It wouldn't be worth the brand damage to sell them thru auction as people wont give a crap where it came from, its the brand on the front that matters when someone bitches that whatever they have bought has broken.



5300 posts

Uber Geek

Lifetime subscriber

  # 453291 29-Mar-2011 21:51
Send private message

When I worked for an importer of networking gear (amongst other things), we'd be supplied with a percentage of extra product. The extras were to cover any faulty items that may be encountered. Faulty items were then just destroyed.

259 posts

Ultimate Geek
Inactive user

  # 453791 31-Mar-2011 12:58
Send private message

you should have gone in there and taken some man

Create new topic

Twitter and LinkedIn »

Follow us to receive Twitter updates when new discussions are posted in our forums:

Follow us to receive Twitter updates when news items and blogs are posted in our frontpage:

Follow us to receive Twitter updates when tech item prices are listed in our price comparison site:

News »

Intel introduces cryogenic control chip to enable quantum computers
Posted 10-Dec-2019 21:32

Vodafone 5G service live in four cities
Posted 10-Dec-2019 08:30

Samsung Galaxy Fold now available in New Zealand
Posted 6-Dec-2019 00:01

NZ company oDocs awarded US$ 100,000 Dubai World Expo grant
Posted 5-Dec-2019 16:00

New Zealand Rugby Selects AWS-Powered Analytics for Deeper Game Insights
Posted 5-Dec-2019 11:33

IMAGR and Farro bring checkout-less supermarket shopping to New Zealand
Posted 5-Dec-2019 09:07

Wellington Airport becomes first 5G connected airport in the country
Posted 3-Dec-2019 08:42

MetService secures Al Jazeera as a new weather client
Posted 28-Nov-2019 09:40

NZ a top 10 connected nation with stage one of ultra-fast broadband roll-out completed
Posted 24-Nov-2019 14:15

Microsoft Translator understands te reo Māori
Posted 22-Nov-2019 08:46

Chorus to launch Hyperfibre service
Posted 18-Nov-2019 15:00

Microsoft launches first Experience Center worldwide for Asia Pacific in Singapore
Posted 13-Nov-2019 13:08

Disney+ comes to LG Smart TVs
Posted 13-Nov-2019 12:55

Spark launches new wireless broadband "Unplan Metro"
Posted 11-Nov-2019 08:19

Malwarebytes overhauls flagship product with new UI, faster engine and lighter footprint
Posted 6-Nov-2019 11:48

Geekzone Live »

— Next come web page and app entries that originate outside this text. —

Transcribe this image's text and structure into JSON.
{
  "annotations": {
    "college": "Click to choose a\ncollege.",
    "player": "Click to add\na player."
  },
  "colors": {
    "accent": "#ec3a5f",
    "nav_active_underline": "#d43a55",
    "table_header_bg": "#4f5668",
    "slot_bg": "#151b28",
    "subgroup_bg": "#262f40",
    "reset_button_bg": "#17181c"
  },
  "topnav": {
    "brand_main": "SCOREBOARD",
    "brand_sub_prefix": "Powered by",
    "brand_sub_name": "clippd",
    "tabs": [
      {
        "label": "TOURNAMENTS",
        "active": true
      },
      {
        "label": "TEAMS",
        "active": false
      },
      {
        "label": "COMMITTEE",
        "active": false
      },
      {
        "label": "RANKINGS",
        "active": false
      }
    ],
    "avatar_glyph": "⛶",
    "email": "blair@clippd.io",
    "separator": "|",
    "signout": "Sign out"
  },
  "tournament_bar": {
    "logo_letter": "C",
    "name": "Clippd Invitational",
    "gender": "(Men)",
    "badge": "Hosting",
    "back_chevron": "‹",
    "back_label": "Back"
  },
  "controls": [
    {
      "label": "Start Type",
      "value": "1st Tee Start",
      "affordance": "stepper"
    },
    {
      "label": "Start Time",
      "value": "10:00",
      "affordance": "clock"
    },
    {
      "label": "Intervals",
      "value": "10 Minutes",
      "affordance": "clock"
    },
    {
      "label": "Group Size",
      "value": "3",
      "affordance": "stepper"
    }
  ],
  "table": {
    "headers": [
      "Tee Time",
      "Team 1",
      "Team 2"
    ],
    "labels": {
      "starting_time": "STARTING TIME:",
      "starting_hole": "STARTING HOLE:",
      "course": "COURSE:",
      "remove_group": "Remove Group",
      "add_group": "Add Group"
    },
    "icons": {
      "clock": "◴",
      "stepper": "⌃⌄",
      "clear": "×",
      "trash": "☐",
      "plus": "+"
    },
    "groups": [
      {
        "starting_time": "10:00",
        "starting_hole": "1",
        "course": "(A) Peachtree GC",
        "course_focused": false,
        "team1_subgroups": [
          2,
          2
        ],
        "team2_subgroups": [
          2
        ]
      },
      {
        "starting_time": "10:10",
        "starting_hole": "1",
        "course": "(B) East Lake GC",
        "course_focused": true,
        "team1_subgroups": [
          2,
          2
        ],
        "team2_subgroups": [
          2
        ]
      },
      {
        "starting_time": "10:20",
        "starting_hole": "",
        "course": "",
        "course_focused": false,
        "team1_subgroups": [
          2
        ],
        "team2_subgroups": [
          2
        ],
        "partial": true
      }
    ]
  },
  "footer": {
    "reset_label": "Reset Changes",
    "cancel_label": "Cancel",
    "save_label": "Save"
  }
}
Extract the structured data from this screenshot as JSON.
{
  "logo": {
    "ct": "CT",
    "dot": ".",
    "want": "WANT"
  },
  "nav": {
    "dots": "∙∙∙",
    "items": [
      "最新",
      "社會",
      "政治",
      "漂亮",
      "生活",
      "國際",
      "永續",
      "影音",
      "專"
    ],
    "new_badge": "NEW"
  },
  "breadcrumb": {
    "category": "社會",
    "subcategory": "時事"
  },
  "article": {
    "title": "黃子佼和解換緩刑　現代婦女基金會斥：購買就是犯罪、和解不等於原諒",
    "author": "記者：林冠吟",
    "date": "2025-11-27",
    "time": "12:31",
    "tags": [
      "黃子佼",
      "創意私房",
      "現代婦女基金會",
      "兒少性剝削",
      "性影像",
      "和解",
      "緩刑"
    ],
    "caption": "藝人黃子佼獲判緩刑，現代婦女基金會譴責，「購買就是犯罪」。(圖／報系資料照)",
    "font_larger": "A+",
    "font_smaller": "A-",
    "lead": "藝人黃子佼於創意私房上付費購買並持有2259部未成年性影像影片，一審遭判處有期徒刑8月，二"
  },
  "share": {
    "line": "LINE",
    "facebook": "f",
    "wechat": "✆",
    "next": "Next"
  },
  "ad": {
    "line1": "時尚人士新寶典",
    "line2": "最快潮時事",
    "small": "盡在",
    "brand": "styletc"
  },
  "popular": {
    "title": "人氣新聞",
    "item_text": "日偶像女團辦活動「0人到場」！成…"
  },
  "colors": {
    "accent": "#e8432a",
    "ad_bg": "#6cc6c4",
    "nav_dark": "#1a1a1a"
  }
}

Try automatic live updates from Geekzone directly in your browser, without refreshing the page, with Geekzone Live now.

Support Geekzone »

Our community of supporters help make Geekzone possible. Click the button below to join them.

Support Geezone on PressPatron

Are you subscribed to our RSS feed? You can download the latest headlines and summaries from our stories directly to your computer or smartphone by using a feed reader.

Alternatively, you can receive a daily email with Geekzone updates.